Macron says 'Europeans cannot remain spectators' in nuclear arms race
French President Emmanuel Macron warned Friday that European nations "cannot remain spectators" in the face of a potential nuclear arms race and urged them to push an "international arms control agenda."
"Europeans must realize collectively that in the absence of a legal framework, they could rapidly face a new race for conventional weapons, even nuclear weapons, on their own soil," Macron told military officers in a speech laying out France's post-Brexit nuclear strategy.
France is now the only nuclear-armed power in the EU borders at a time when long-standing accords on limiting the growth of nuclear arsenals appear increasingly at risk.
"The vital interests of France now have a European dimension," Macron said.
He said France had already reduced the number of its warheads to under 300, providing "the legitimacy to demand concrete moves from other nuclear powers toward global disarmament that is gradual, credible and can be verified."
The United States has suggested it will not extend New START, an arms reduction treaty signed in 2010, when it expires in 2021, and both Washington and Moscow have abandoned the Intermediate-Range Nuclear Forces (INF) Treaty.
Macron warned of "the possibility of a pure and unrestrained military and nuclear competition, the likes of which we haven't seen since the end of the 1960s."
"It's essential that New START is extended beyond 2021," he added.

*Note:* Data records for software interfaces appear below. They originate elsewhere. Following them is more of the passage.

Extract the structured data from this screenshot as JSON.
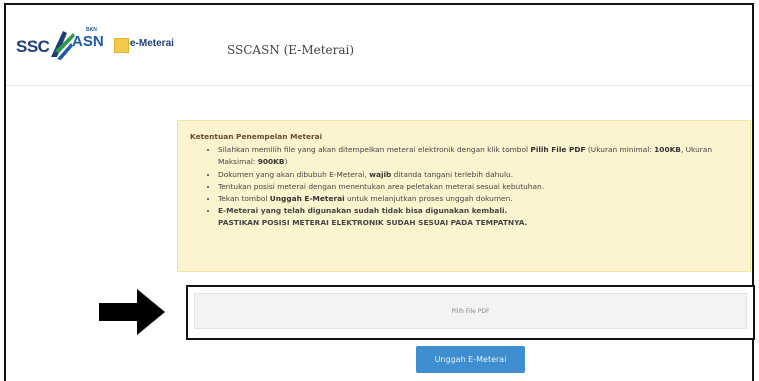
{
  "header": {
    "logo_ssc": "SSC",
    "logo_asn": "ASN",
    "logo_asn_sup": "BKN",
    "logo_emeterai": "e-Meterai",
    "title": "SSCASN (E-Meterai)"
  },
  "notice": {
    "title": "Ketentuan Penempelan Meterai",
    "item1_pre": "Silahkan memilih file yang akan ditempelkan meterai elektronik dengan klik tombol ",
    "item1_bold": "Pilih File PDF",
    "item1_mid": " (Ukuran minimal: ",
    "item1_min": "100KB",
    "item1_mid2": ", Ukuran Maksimal: ",
    "item1_max": "900KB",
    "item1_end": ")",
    "item2_pre": "Dokumen yang akan dibubuh E-Meterai, ",
    "item2_bold": "wajib",
    "item2_end": " ditanda tangani terlebih dahulu.",
    "item3": "Tentukan posisi meterai dengan menentukan area peletakan meterai sesuai kebutuhan.",
    "item4_pre": "Tekan tombol ",
    "item4_bold": "Unggah E-Meterai",
    "item4_end": " untuk melanjutkan proses unggah dokumen.",
    "item5_line1": "E-Meterai yang telah digunakan sudah tidak bisa digunakan kembali.",
    "item5_line2": "PASTIKAN POSISI METERAI ELEKTRONIK SUDAH SESUAI PADA TEMPATNYA."
  },
  "file_button_label": "Pilih File PDF",
  "upload_button_label": "Unggah E-Meterai",
  "colors": {
    "notice_bg": "#fcf4cf",
    "upload_button": "#3e8ed0",
    "brand_blue": "#1f3e77",
    "emeterai_yellow": "#f2c94c"
  },
  "icons": {
    "annotation_arrow": "arrow-right-icon"
  }
}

The French leader, who refused to place the French nuclear deterrent under EU or NATO command, as suggested recently by a German lawmaker, also reaffirmed that Brexit would not change anything regarding France's nuclear cooperation with Britain.